The first ever Eyeo Festival was last June and the second iteration looks to be just as amazing as the last. Here’s a video of a presentation that I gave at Eyeo last year on using digital imagery to generate sound. I also have the HTML5 slideshow available (use the left and right arrow keys to navigate). A big thanks goes out to Dave Schroeder for creating Eyeo and sharing these videos.

Processed Noise Extracted from 1972 Dialogue

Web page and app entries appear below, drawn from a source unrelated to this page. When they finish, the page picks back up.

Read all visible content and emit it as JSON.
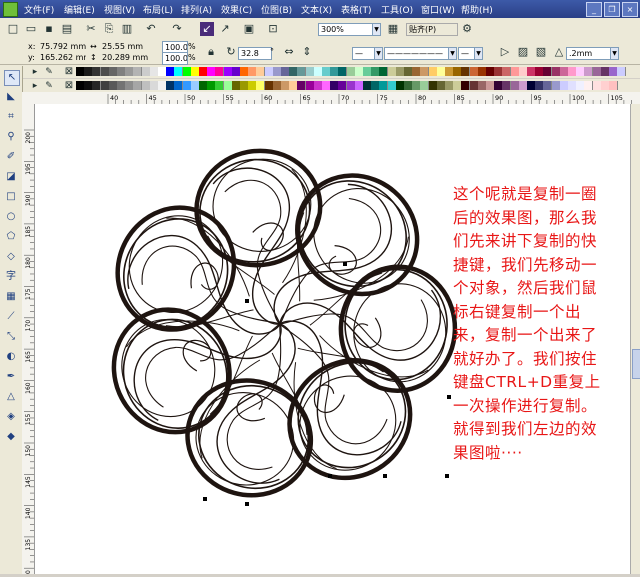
{
  "menubar": {
    "items": [
      "文件(F)",
      "编辑(E)",
      "视图(V)",
      "布局(L)",
      "排列(A)",
      "效果(C)",
      "位图(B)",
      "文本(X)",
      "表格(T)",
      "工具(O)",
      "窗口(W)",
      "帮助(H)"
    ]
  },
  "toolbar": {
    "zoom_value": "300%",
    "snap_label": "贴齐(P)"
  },
  "property_bar": {
    "x_label": "x:",
    "x_value": "75.792 mm",
    "y_label": "y:",
    "y_value": "165.262 mm",
    "width_value": "25.55 mm",
    "height_value": "20.289 mm",
    "scale_x": "100.0",
    "scale_y": "100.0",
    "percent_x": "%",
    "percent_y": "%",
    "rotation_value": "32.8",
    "rotation_unit": "°",
    "outline_width": ".2mm"
  },
  "ruler": {
    "h_ticks": [
      "40",
      "45",
      "50",
      "55",
      "60",
      "65",
      "70",
      "75",
      "80",
      "85",
      "90",
      "95",
      "100",
      "105",
      "110"
    ],
    "v_ticks": [
      "200",
      "195",
      "190",
      "185",
      "180",
      "175",
      "170",
      "165",
      "160",
      "155",
      "150",
      "145",
      "140",
      "135",
      "130"
    ]
  },
  "palette": {
    "row1": [
      "#000000",
      "#1a1a1a",
      "#333333",
      "#4d4d4d",
      "#666666",
      "#808080",
      "#999999",
      "#b3b3b3",
      "#cccccc",
      "#e6e6e6",
      "#ffffff",
      "#0000ff",
      "#00ffff",
      "#00ff00",
      "#ffff00",
      "#ff0000",
      "#ff00ff",
      "#ff0099",
      "#9900ff",
      "#6600cc",
      "#ff6600",
      "#ff9966",
      "#ffcc99",
      "#ccccff",
      "#9999cc",
      "#666699",
      "#336666",
      "#669999",
      "#99cccc",
      "#ccffff",
      "#66cccc",
      "#339999",
      "#006666",
      "#99cc99",
      "#ccffcc",
      "#66cc99",
      "#339966",
      "#006633",
      "#cccc99",
      "#999966",
      "#666633",
      "#996633",
      "#cc9966",
      "#ffcc66",
      "#ffff99",
      "#cc9933",
      "#996600",
      "#663300",
      "#cc6633",
      "#993300",
      "#660000",
      "#993333",
      "#cc6666",
      "#ff9999",
      "#ffcccc",
      "#cc3366",
      "#990033",
      "#660033",
      "#993366",
      "#cc6699",
      "#ff99cc",
      "#ffccff",
      "#cc99cc",
      "#996699",
      "#663366",
      "#9966cc",
      "#ccccff"
    ],
    "row2": [
      "#000000",
      "#0d0d0d",
      "#262626",
      "#404040",
      "#595959",
      "#737373",
      "#8c8c8c",
      "#a6a6a6",
      "#bfbfbf",
      "#d9d9d9",
      "#f2f2f2",
      "#003366",
      "#0066cc",
      "#3399ff",
      "#99ccff",
      "#006600",
      "#009900",
      "#33cc33",
      "#99ff99",
      "#666600",
      "#999900",
      "#cccc00",
      "#ffff66",
      "#663300",
      "#996633",
      "#cc9966",
      "#ffcc99",
      "#660066",
      "#990099",
      "#cc33cc",
      "#ff66ff",
      "#330066",
      "#660099",
      "#9933cc",
      "#cc66ff",
      "#003333",
      "#006666",
      "#009999",
      "#33cccc",
      "#003300",
      "#336633",
      "#669966",
      "#99cc99",
      "#333300",
      "#666633",
      "#999966",
      "#cccc99",
      "#330000",
      "#663333",
      "#996666",
      "#cc9999",
      "#330033",
      "#663366",
      "#996699",
      "#cc99cc",
      "#000033",
      "#333366",
      "#666699",
      "#9999cc",
      "#ccccff",
      "#e0e0ff",
      "#f0f0ff",
      "#fff0f0",
      "#ffe0e0",
      "#ffd0d0",
      "#ffc0c0"
    ]
  },
  "annotation": {
    "lines": [
      "这个呢就是复制一圈",
      "后的效果图，那么我",
      "们先来讲下复制的快",
      "捷键，我们先移动一",
      "个对象，然后我们鼠",
      "标右键复制一个出",
      "来，复制一个出来了",
      "就好办了。我们按住",
      "键盘CTRL+D重复上",
      "一次操作进行复制。",
      "就得到我们左边的效",
      "果图啦····"
    ],
    "color": "#e81616"
  },
  "drawing": {
    "stroke_color": "#1e1410",
    "loops": 7
  }
}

What you hear in this clip is all of the processed noise extracted from 1972 Social Commentary Degraded with a Halftone Pattern pasted together. I ran the lot through a short ping pong delay to give give it some stereo processing. Secondly, I decided to leave this file in its 48kHz 24bit state before rendering the MP3. This way you can tell whether or not you have the latest Flash plugin. I just played it on a computer with an older version of Flash Player 10 and got some horrible crackling in the playback, however, if I play it in QuickTime by clicking the link it sounds fine. If you get the same problem, try upgrading your Flash plugin in the browser to fix it.

Processed Noise from 1972 Dialogue